Microsoft has a habit of backtracking on proclamations about its software, such as … “Windows 10 will be our last Windows operating system”.
Famous last words …
As you may or may not know, given that Microsoft has hyped its newest operating system far less than its predecessors, the company has made Windows 11 available to manufacturers and consumers.
Manufacturers have begun shipping new computers with Windows 11 while availability for upgrades to existing computers depends on where you fall in the phased-in upgrade rollout.
Microsoft calls its latest operating system the “Windows that brings you closer to what you love.”
I won’t pretend to know what such marketing drivel means, so over the next five days we will just answer “The Top 5 Questions You Might Have about Windows 11”, starting with Question 1:
What’s the Difference Between Windows 10 and 11?
Microsoft claims it significantly boosted performance, functionality, and style in Windows 11. Here’s a rundown of the new OS’s major upgrades:
- Windows gets a makeover — If you’ve used Apple or Chrome, you might see similarities between them and Windows 11. Microsoft’s attempts to copy its competitors always seem to be clumsy (i.e., Edge). If I want Apple or Chrome, I’ll just use those. Anyway, Windows 11 also has tightly rounded corners and taskbar icons are permanently centered. But at least the handy Start button lives on.
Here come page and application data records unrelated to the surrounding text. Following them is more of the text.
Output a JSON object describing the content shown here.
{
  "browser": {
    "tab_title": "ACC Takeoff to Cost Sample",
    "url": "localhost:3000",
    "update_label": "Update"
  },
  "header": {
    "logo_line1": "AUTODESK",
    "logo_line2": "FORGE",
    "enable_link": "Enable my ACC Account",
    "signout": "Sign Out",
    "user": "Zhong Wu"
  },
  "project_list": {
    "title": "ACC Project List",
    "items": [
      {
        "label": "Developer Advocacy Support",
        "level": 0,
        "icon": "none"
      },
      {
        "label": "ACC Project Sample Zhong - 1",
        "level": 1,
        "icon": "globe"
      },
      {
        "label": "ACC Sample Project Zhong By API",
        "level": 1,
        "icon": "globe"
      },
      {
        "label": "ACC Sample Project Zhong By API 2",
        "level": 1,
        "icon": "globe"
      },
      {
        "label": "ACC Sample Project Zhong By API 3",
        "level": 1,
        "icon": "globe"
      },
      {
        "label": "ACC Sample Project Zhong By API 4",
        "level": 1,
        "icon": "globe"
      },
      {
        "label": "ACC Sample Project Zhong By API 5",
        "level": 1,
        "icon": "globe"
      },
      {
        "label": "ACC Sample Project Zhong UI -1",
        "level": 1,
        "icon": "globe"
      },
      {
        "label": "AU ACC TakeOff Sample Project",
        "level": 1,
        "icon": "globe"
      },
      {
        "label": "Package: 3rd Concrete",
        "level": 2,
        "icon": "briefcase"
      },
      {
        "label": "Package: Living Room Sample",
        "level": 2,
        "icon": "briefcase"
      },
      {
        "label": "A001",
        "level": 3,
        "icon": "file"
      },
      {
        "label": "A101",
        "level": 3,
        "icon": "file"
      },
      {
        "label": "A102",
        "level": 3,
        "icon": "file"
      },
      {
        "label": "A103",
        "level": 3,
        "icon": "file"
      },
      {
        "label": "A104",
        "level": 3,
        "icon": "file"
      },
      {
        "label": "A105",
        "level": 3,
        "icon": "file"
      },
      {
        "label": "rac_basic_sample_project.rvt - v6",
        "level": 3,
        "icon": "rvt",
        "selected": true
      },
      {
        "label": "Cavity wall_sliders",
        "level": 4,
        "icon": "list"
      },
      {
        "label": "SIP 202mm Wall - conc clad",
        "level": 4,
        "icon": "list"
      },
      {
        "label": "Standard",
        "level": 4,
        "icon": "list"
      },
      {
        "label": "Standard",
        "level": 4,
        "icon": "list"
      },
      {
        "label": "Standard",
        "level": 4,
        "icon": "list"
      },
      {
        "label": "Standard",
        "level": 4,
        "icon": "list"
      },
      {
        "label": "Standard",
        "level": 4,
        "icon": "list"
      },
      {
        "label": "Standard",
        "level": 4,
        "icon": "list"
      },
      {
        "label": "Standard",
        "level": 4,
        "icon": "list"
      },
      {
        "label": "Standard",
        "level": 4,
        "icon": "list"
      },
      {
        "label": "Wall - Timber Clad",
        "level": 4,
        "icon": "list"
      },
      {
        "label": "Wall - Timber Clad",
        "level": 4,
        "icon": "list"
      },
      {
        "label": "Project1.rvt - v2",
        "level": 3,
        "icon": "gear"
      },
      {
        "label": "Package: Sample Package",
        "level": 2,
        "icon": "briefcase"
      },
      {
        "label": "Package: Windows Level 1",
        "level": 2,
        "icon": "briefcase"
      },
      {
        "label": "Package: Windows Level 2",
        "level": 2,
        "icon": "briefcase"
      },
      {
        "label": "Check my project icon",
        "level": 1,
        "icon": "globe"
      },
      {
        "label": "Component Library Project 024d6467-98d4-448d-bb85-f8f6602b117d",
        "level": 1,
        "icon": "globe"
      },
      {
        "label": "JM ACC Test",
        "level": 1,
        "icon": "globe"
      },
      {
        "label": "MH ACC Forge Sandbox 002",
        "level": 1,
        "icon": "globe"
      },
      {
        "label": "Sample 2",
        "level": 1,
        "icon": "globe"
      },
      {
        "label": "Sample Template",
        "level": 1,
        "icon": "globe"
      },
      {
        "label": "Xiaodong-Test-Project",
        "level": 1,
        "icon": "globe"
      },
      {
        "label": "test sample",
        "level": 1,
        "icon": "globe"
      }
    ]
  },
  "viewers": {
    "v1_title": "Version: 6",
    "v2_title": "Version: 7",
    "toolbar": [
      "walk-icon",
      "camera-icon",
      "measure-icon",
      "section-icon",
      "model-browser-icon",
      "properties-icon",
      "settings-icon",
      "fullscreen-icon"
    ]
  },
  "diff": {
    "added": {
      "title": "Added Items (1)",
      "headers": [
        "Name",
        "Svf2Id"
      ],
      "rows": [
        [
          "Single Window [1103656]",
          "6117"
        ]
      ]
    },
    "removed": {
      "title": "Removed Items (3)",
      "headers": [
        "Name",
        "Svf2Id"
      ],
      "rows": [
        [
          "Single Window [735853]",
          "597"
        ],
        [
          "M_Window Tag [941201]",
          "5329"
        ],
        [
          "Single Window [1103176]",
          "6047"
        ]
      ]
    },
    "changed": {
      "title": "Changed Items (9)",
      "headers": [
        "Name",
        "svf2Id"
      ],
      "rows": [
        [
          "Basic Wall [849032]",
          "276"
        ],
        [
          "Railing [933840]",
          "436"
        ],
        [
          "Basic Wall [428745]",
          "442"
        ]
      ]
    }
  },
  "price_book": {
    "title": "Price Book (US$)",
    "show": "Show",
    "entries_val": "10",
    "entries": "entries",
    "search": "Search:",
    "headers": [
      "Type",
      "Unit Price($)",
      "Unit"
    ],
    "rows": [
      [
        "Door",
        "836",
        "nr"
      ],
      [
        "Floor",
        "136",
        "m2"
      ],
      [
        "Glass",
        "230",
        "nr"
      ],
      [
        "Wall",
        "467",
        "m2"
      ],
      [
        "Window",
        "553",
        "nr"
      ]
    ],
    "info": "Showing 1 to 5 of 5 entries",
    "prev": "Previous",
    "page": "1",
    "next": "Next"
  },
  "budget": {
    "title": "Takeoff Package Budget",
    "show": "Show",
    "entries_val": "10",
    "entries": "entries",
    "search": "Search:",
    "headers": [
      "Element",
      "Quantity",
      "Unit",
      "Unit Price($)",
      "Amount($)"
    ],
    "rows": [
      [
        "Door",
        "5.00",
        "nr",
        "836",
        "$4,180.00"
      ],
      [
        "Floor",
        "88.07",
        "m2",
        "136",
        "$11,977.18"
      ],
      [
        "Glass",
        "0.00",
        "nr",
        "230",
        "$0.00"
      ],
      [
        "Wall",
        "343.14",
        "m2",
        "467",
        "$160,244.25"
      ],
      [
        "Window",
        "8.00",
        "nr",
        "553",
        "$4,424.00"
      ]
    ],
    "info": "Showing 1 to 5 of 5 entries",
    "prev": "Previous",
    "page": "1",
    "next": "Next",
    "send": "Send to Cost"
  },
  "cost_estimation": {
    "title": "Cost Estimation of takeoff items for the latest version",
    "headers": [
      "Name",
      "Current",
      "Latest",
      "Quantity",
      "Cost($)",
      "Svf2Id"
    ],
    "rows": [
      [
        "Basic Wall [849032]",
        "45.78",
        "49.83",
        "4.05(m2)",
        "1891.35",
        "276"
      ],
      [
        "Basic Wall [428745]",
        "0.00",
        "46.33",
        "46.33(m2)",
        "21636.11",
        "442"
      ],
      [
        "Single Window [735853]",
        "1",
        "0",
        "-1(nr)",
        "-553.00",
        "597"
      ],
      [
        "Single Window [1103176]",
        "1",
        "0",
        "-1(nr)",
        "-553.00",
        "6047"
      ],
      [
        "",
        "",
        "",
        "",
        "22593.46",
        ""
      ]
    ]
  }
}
- Streamlined Productivity Functions — Microsoft made many small upgrades for Windows 11. For one, your PC will now remember the last layout of your choice when docking. Each of your virtual desktops can also have a different background. Also, widgets are back like never before. And Windows 11 features a Snap Layout function that lets users choose from a variety of layout options with a single click.
- Teams Ingtegrated into OS — With hybrid work becoming normal globe-wide, Microsoft upgraded its Teams application. For example, Teams now integrates into the operating system, which allegedly makes it easier to communicate with family, friends, and colleagues.
- Improved Gaming Support — The Xbox app in Windows 11 supports Xbox Game pass and Cloud gaming.
- Android Apps on Your PC — Microsoft has integrated Android apps on Windows 11 computers with a catch … we’re not yet sure if these Android apps will work optimally on a PC.
As always, these upgrades will create conflicts with existing applications and hardware. So, if you need to buy a new computer make sure your existing applications and peripherals will work with Windows 11. For an existing computer, we recommend waiting a couple of months for the bugs to reveal themselves before upgrading.
Tomorrow’s Question — Can My Computer Handle Windows 11?